Cowboys know how to get things done.
Shooting out of the gate promptly at 7 p.m. on Nov. 12, the Ponoka Stampede Association’s annual general meeting was a total of 12 minutes from start to finish.
Town of Ponoka Coun.

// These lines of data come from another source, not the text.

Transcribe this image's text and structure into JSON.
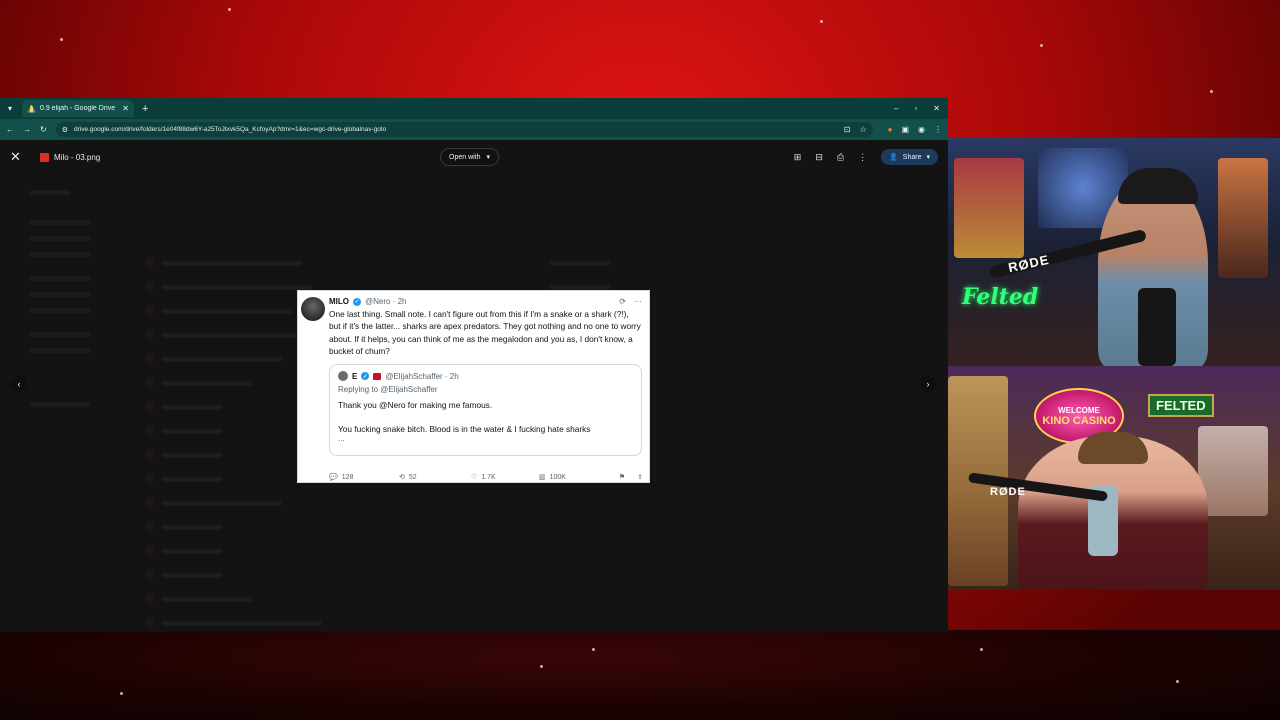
{
  "browser": {
    "tab_title": "0.9 elijah - Google Drive",
    "tab_close": "✕",
    "new_tab": "+",
    "window_controls": [
      "–",
      "▫",
      "✕"
    ],
    "url": "drive.google.com/drive/folders/1e04f88dw6Y-a25ToJtxvk5Qa_KcfoyAp?dmr=1&ec=wgc-drive-globalnav-goto"
  },
  "viewer": {
    "close": "✕",
    "file_name": "Milo - 03.png",
    "open_with_label": "Open with",
    "share_label": "Share",
    "prev_arrow": "‹",
    "next_arrow": "›"
  },
  "tweet": {
    "name": "MILO",
    "handle": "@Nero · 2h",
    "body": "One last thing. Small note. I can't figure out from this if I'm a snake or a shark (?!), but if it's the latter... sharks are apex predators. They got nothing and no one to worry about. If it helps, you can think of me as the megalodon and you as, I don't know, a bucket of chum?",
    "quote": {
      "name": "E",
      "handle": "@ElijahSchaffer · 2h",
      "replying": "Replying to @ElijahSchaffer",
      "text1": "Thank you @Nero for making me famous.",
      "text2": "You fucking snake bitch. Blood is in the water & I fucking hate sharks",
      "ellipsis": "..."
    },
    "stats": {
      "replies": "128",
      "reposts": "52",
      "likes": "1.7K",
      "views": "100K"
    }
  },
  "webcam": {
    "cam1_mic_brand": "RØDE",
    "cam1_neon": "Felted",
    "cam2_mic_brand": "RØDE",
    "cam2_sign_top": "WELCOME",
    "cam2_sign_main": "KINO CASINO",
    "cam2_felted": "FELTED"
  },
  "colors": {
    "backdrop_red": "#c40d0d",
    "browser_tab": "#0b3d3a",
    "share_blue": "#1b3a5c",
    "verified_blue": "#1d9bf0"
  }
}
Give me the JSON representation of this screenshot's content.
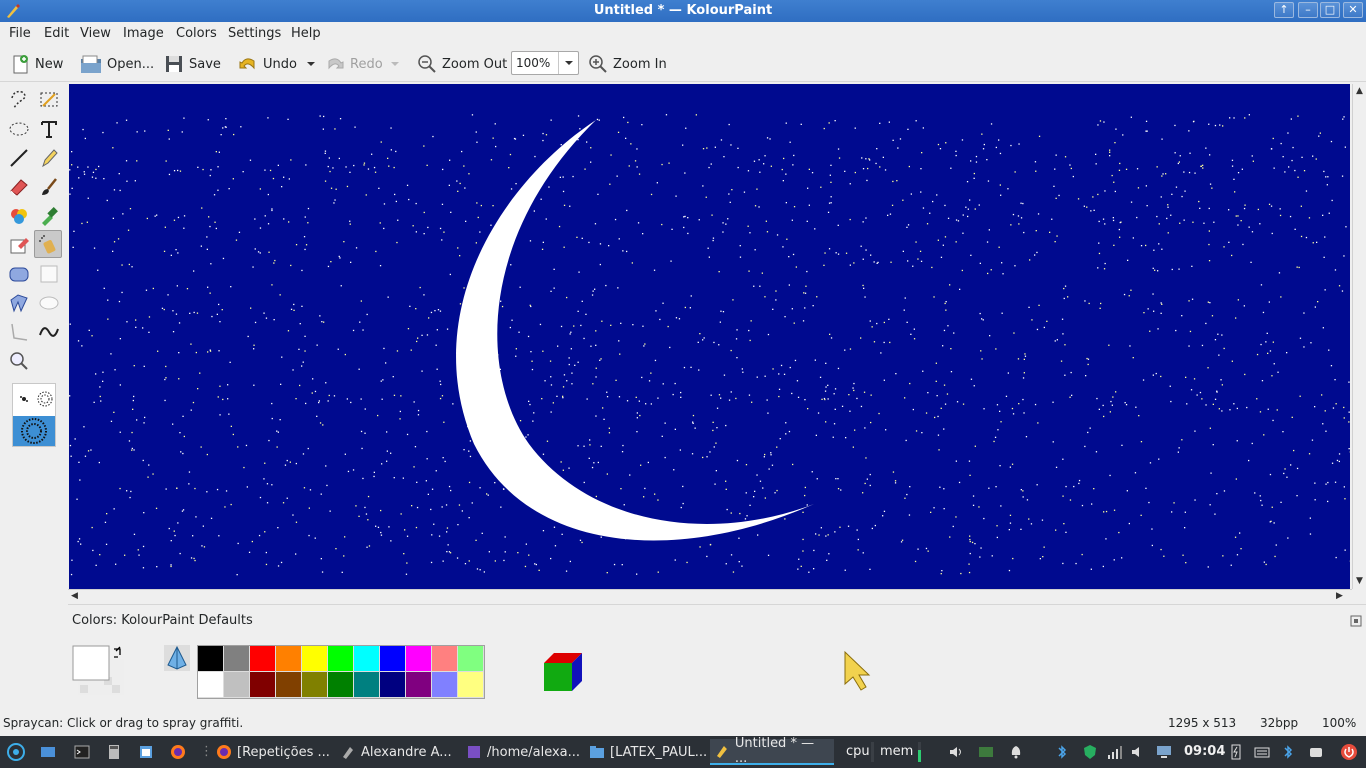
{
  "window": {
    "title": "Untitled * — KolourPaint",
    "controls": [
      "↑",
      "–",
      "□",
      "✕"
    ]
  },
  "menu": [
    "File",
    "Edit",
    "View",
    "Image",
    "Colors",
    "Settings",
    "Help"
  ],
  "toolbar": {
    "new": "New",
    "open": "Open...",
    "save": "Save",
    "undo": "Undo",
    "redo": "Redo",
    "zoom_out": "Zoom Out",
    "zoom_value": "100%",
    "zoom_in": "Zoom In"
  },
  "tools": [
    "free-form-selection-tool",
    "rectangular-selection-tool",
    "elliptical-selection-tool",
    "text-tool",
    "line-tool",
    "pen-tool",
    "eraser-tool",
    "brush-tool",
    "flood-fill-tool",
    "color-picker-tool",
    "color-eraser-tool",
    "spraycan-tool",
    "rounded-rectangle-tool",
    "rectangle-tool",
    "polygon-tool",
    "ellipse-tool",
    "polyline-tool",
    "curve-tool",
    "zoom-tool"
  ],
  "active_tool": "spraycan-tool",
  "colors": {
    "label": "Colors: KolourPaint Defaults",
    "foreground": "#ffffff",
    "background": "#ffffff",
    "canvas_background": "#000a8f",
    "palette_top": [
      "#000000",
      "#808080",
      "#ff0000",
      "#ff8000",
      "#ffff00",
      "#00ff00",
      "#00ffff",
      "#0000ff",
      "#ff00ff",
      "#ff8080",
      "#80ff80"
    ],
    "palette_bottom": [
      "#ffffff",
      "#c0c0c0",
      "#800000",
      "#804000",
      "#808000",
      "#008000",
      "#008080",
      "#000080",
      "#800080",
      "#8080ff",
      "#ffff80"
    ]
  },
  "status": {
    "message": "Spraycan: Click or drag to spray graffiti.",
    "dimensions": "1295 x 513",
    "depth": "32bpp",
    "zoom": "100%"
  },
  "taskbar": {
    "items": [
      "[Repetições ...",
      "Alexandre A...",
      "/home/alexa...",
      "[LATEX_PAUL...",
      "Untitled * — ..."
    ],
    "active_index": 4,
    "cpu_label": "cpu",
    "mem_label": "mem",
    "clock": "09:04"
  }
}
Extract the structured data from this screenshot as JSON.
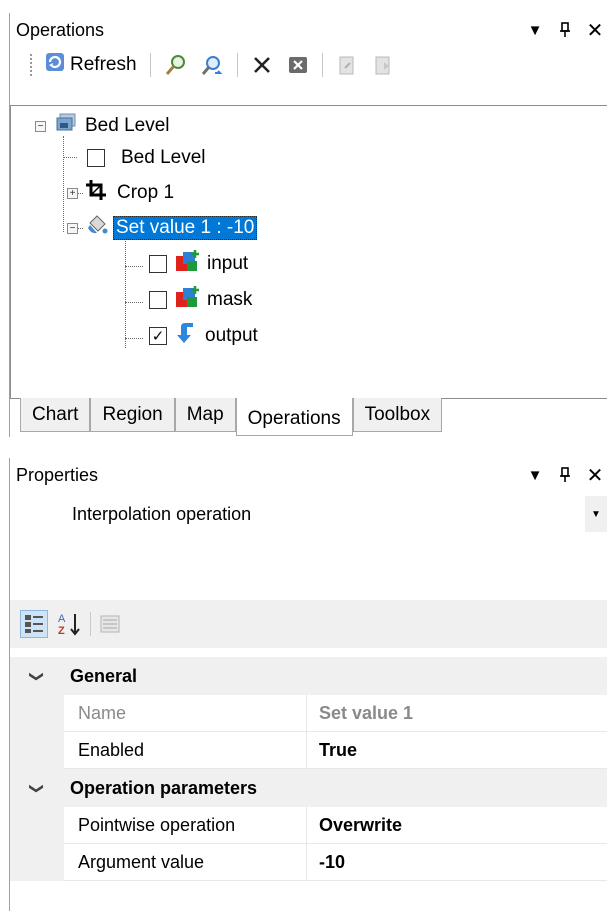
{
  "operations_panel": {
    "title": "Operations",
    "toolbar": {
      "refresh_label": "Refresh",
      "icons": [
        "zoom-to-icon",
        "search-icon",
        "delete-icon",
        "close-box-icon",
        "export-icon",
        "import-icon"
      ]
    },
    "tree": {
      "root": {
        "label": "Bed Level",
        "expanded": true
      },
      "items": [
        {
          "label": "Bed Level",
          "checked": false
        },
        {
          "label": "Crop 1",
          "expanded": false
        },
        {
          "label": "Set value 1 : -10",
          "expanded": true,
          "selected": true
        }
      ],
      "children": [
        {
          "label": "input",
          "checked": false
        },
        {
          "label": "mask",
          "checked": false
        },
        {
          "label": "output",
          "checked": true
        }
      ]
    },
    "tabs": [
      "Chart",
      "Region",
      "Map",
      "Operations",
      "Toolbox"
    ],
    "active_tab": "Operations"
  },
  "properties_panel": {
    "title": "Properties",
    "object_selector": "Interpolation operation",
    "categories": [
      {
        "name": "General",
        "rows": [
          {
            "name": "Name",
            "value": "Set value 1",
            "readonly": true
          },
          {
            "name": "Enabled",
            "value": "True"
          }
        ]
      },
      {
        "name": "Operation parameters",
        "rows": [
          {
            "name": "Pointwise operation",
            "value": "Overwrite"
          },
          {
            "name": "Argument value",
            "value": "-10"
          }
        ]
      }
    ]
  },
  "colors": {
    "selection": "#0078d7",
    "panel_bg": "#f0f0f0",
    "border": "#a0a0a0"
  }
}
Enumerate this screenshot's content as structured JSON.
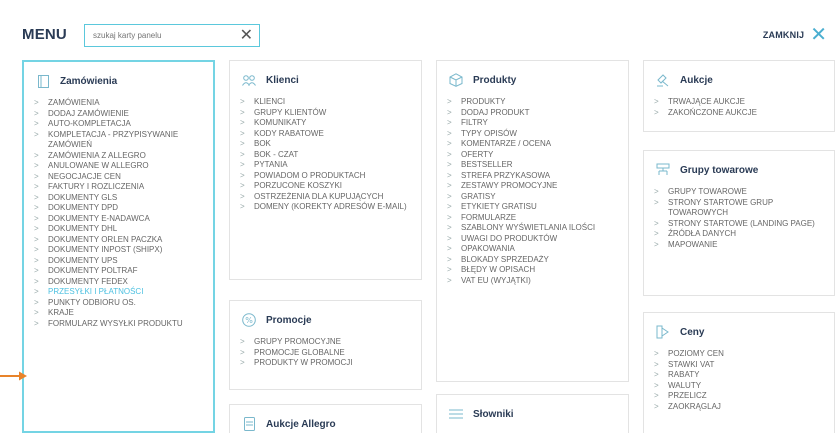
{
  "menu": {
    "title": "MENU",
    "close_label": "ZAMKNIJ"
  },
  "search": {
    "placeholder": "szukaj karty panelu"
  },
  "cards": {
    "zamowienia": {
      "title": "Zamówienia",
      "items": [
        "ZAMÓWIENIA",
        "DODAJ ZAMÓWIENIE",
        "AUTO-KOMPLETACJA",
        "KOMPLETACJA - PRZYPISYWANIE ZAMÓWIEŃ",
        "ZAMÓWIENIA Z ALLEGRO",
        "ANULOWANE W ALLEGRO",
        "NEGOCJACJE CEN",
        "FAKTURY I ROZLICZENIA",
        "DOKUMENTY GLS",
        "DOKUMENTY DPD",
        "DOKUMENTY E-NADAWCA",
        "DOKUMENTY DHL",
        "DOKUMENTY ORLEN PACZKA",
        "DOKUMENTY INPOST (SHIPX)",
        "DOKUMENTY UPS",
        "DOKUMENTY POLTRAF",
        "DOKUMENTY FEDEX",
        "PRZESYŁKI I PŁATNOŚCI",
        "PUNKTY ODBIORU OS.",
        "KRAJE",
        "FORMULARZ WYSYŁKI PRODUKTU"
      ]
    },
    "klienci": {
      "title": "Klienci",
      "items": [
        "KLIENCI",
        "GRUPY KLIENTÓW",
        "KOMUNIKATY",
        "KODY RABATOWE",
        "BOK",
        "BOK - CZAT",
        "PYTANIA",
        "POWIADOM O PRODUKTACH",
        "PORZUCONE KOSZYKI",
        "OSTRZEŻENIA DLA KUPUJĄCYCH",
        "DOMENY (KOREKTY ADRESÓW E-MAIL)"
      ]
    },
    "promocje": {
      "title": "Promocje",
      "items": [
        "GRUPY PROMOCYJNE",
        "PROMOCJE GLOBALNE",
        "PRODUKTY W PROMOCJI"
      ]
    },
    "aukcje_allegro": {
      "title": "Aukcje Allegro"
    },
    "produkty": {
      "title": "Produkty",
      "items": [
        "PRODUKTY",
        "DODAJ PRODUKT",
        "FILTRY",
        "TYPY OPISÓW",
        "KOMENTARZE / OCENA",
        "OFERTY",
        "BESTSELLER",
        "STREFA PRZYKASOWA",
        "ZESTAWY PROMOCYJNE",
        "GRATISY",
        "ETYKIETY GRATISU",
        "FORMULARZE",
        "SZABLONY WYŚWIETLANIA ILOŚCI",
        "UWAGI DO PRODUKTÓW",
        "OPAKOWANIA",
        "BLOKADY SPRZEDAŻY",
        "BŁĘDY W OPISACH",
        "VAT EU (WYJĄTKI)"
      ]
    },
    "slowniki": {
      "title": "Słowniki"
    },
    "aukcje": {
      "title": "Aukcje",
      "items": [
        "TRWAJĄCE AUKCJE",
        "ZAKOŃCZONE AUKCJE"
      ]
    },
    "grupy_towarowe": {
      "title": "Grupy towarowe",
      "items": [
        "GRUPY TOWAROWE",
        "STRONY STARTOWE GRUP TOWAROWYCH",
        "STRONY STARTOWE (LANDING PAGE)",
        "ŹRÓDŁA DANYCH",
        "MAPOWANIE"
      ]
    },
    "ceny": {
      "title": "Ceny",
      "items": [
        "POZIOMY CEN",
        "STAWKI VAT",
        "RABATY",
        "WALUTY",
        "PRZELICZ",
        "ZAOKRĄGLAJ"
      ]
    }
  },
  "colors": {
    "accent": "#74d4e4",
    "highlight": "#4cc0e0",
    "arrow": "#e8832a",
    "heading": "#2a3b55"
  },
  "icons": {
    "zamowienia": "document-icon",
    "klienci": "users-icon",
    "promocje": "percent-icon",
    "aukcje_allegro": "phone-icon",
    "produkty": "box-icon",
    "slowniki": "list-icon",
    "aukcje": "auction-icon",
    "grupy_towarowe": "group-icon",
    "ceny": "price-icon"
  }
}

Ted Dillon was also in attendance.
Directors Blake Butterfield, Rick Wierzba, Jim Harbidge, Keith Kjenner, Cole Butterfield and Murray Schur were re-elected by acclamation for another three year-term.
President Bruce Harbin, vice president Jason Cline and past president Blair Vold will continue in those roles for one more year, due to COVID-19 and the missed 2020 stampede.
The Ponoka Stampede is down about a half million in cash, but still has enough working capital to put on a Stampede in 2021.
That was the report given to the board by Gord Parker of Rowland, Parker and Associates.
The report was substantially shorter than usual, because there was no Stampede in 2020.
“Unfortunately, you guys had to experience what your cash burn without any revenue coming in besides the little bit of gaming revenue,” said Parker.
The cash burn was 550,000 after the $280,000 in gaming revenue from casinos and the cattle raffle.
“So that tells you roughly what it takes to operate the Stampede without having a Stampede.”
“I’d really like to take my hat off to this group of individuals in the room, all the members of this board of directors and the representatives from the town and county,” said Harbin in his president’s message.
“Even though there was no rodeo held, there was a lot of glue that came together in all the trying times of cancelling of the Stampede for 2020, and the support of everyone was great.
“Going forward, we hope and pray that the restrictions are relaxed and 2021 will be business as usual.”
He than asked that everyone goes forward with the attitude of expecting to have a Stampede in 2021.
“If we have to tap the brakes we will, but not until they make us.”
Coun. Ted Dillon representing the town, thanked the association for their patience with transferring land titles.
“I think that was a great move, for both of us, the town and the Stampede Association and the community as a whole,” said Dillon.
“We had a few stumbling blocks but we got through it.”